In this article, Fabrice Etilé and Pierre-Yves Geoffard explore an additional trigger: voluntary exposure to the risk of being contaminated by the SARS-Cov2. Voluntary exposure to the risk of infection is little documented even though it appears during every epidemic. In the present case, US media, for example, reported rumours last spring of “Covid parties” at which young people gathered voluntarily in the presence of contagious people, hoping to be infected. While such practices were not confirmed, the existence of these rumours points to the fact that a decreased effort to protect oneself against the risk of infection can be a rational individual strategy of adaptation to the epidemic. The COVID-19 epidemic has created a great deal of uncertainty about the future, especially among young people. The health and economic threats, as well as other more diffuse concerns about the social consequences of the epidemic, can provoke anxiety. A rich literature in psychology and in economics shows that anxiety can push individuals to adopt uncertainty-reducing behaviours. Contracting COVID – a low-risk event for a young adult – would be adaptive conduct in that it will ultimately reduce the uncertainties and anxieties of the moment.

The authors tested whether anxiety was associated with an increase in the Willingness to be Exposed to the Risk of Infection (WERI) by the COVID-19 virus, using an online survey of 3,110 French people aged between 18 and 35, conducted during the first lockdown (April 2020). The participants had to rank, on a scale of 1 to 10, how prepared they were to risk being infected by the COVID knowing that that would render them immune for a certain period. In total, 56.5% of the sample was declared WERI positive. Unemployment is associated with a higher WERI (+8.2 percentage points), as is income: on average, someone who receives 1000€ (per month) more than another has a slightly higher WERI (+2.6 points). Thus, as many unemployed young people as those at the beginning of remunerative careers expressed a significant desire to expose themselves to the virus. The anxiety linked to this psychological state ––measured on the Spielberger scale –– is also positively associated with WERI, while a perceived increased risk of hospitalisation is linked to a decrease in WERI. Overall, the empirical results reported in this article suggest that both the perspective of economic loss and psychological anxiety can undermine adherence to physical distancing recommendations among young adults. Public policy that targets young people must take into account both their economic situation and their mental health, and then prioritise communication strategies that reduce uncertainty.

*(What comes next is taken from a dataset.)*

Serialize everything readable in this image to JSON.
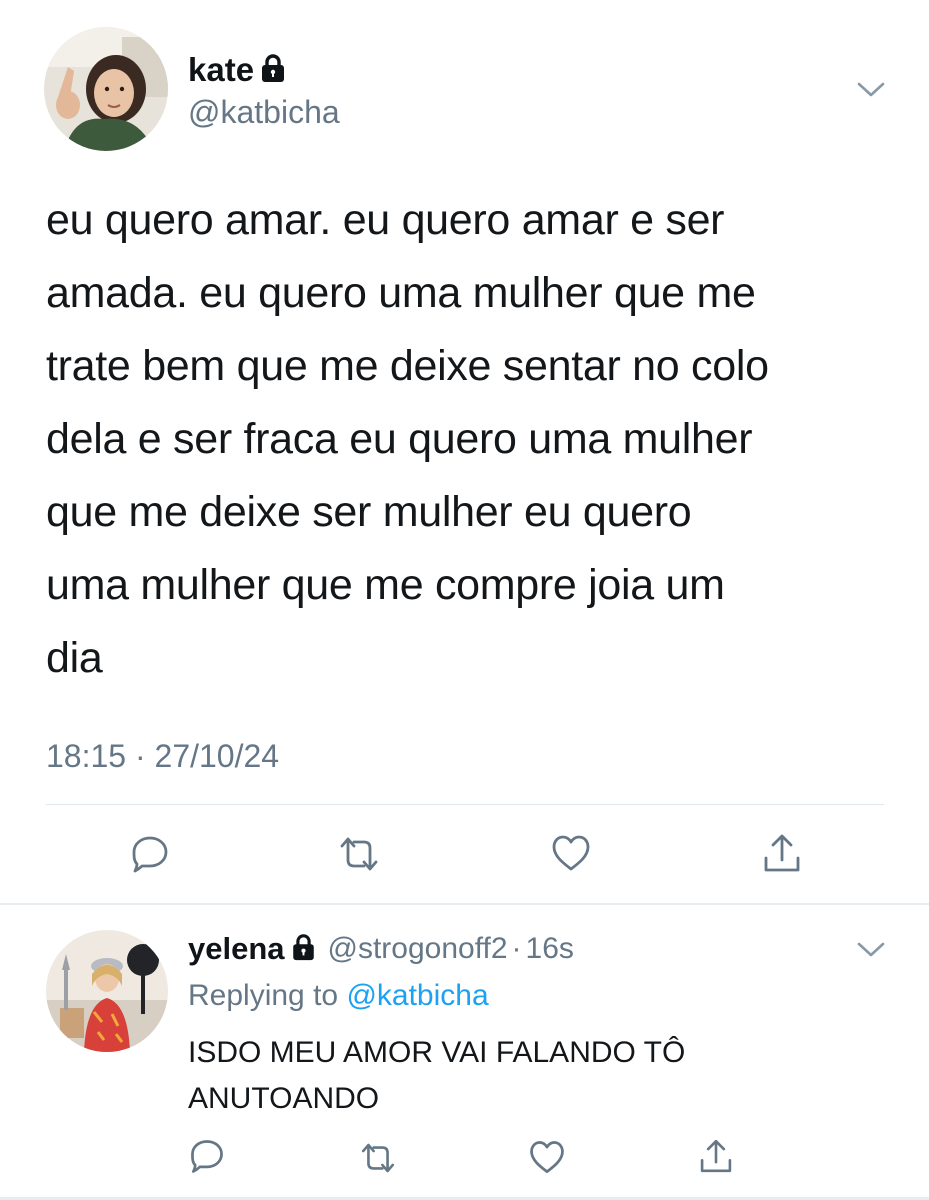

Original title of the article: The sooner the better? Anxiety Increases the Willingness to Be Exposed to Covid-19 Risk among Young Adults in France

Published in: PSE Working paper n°2020-80

Available at

Credits (picture) : Shutterstock Rimgaudas Budrys

* PSE member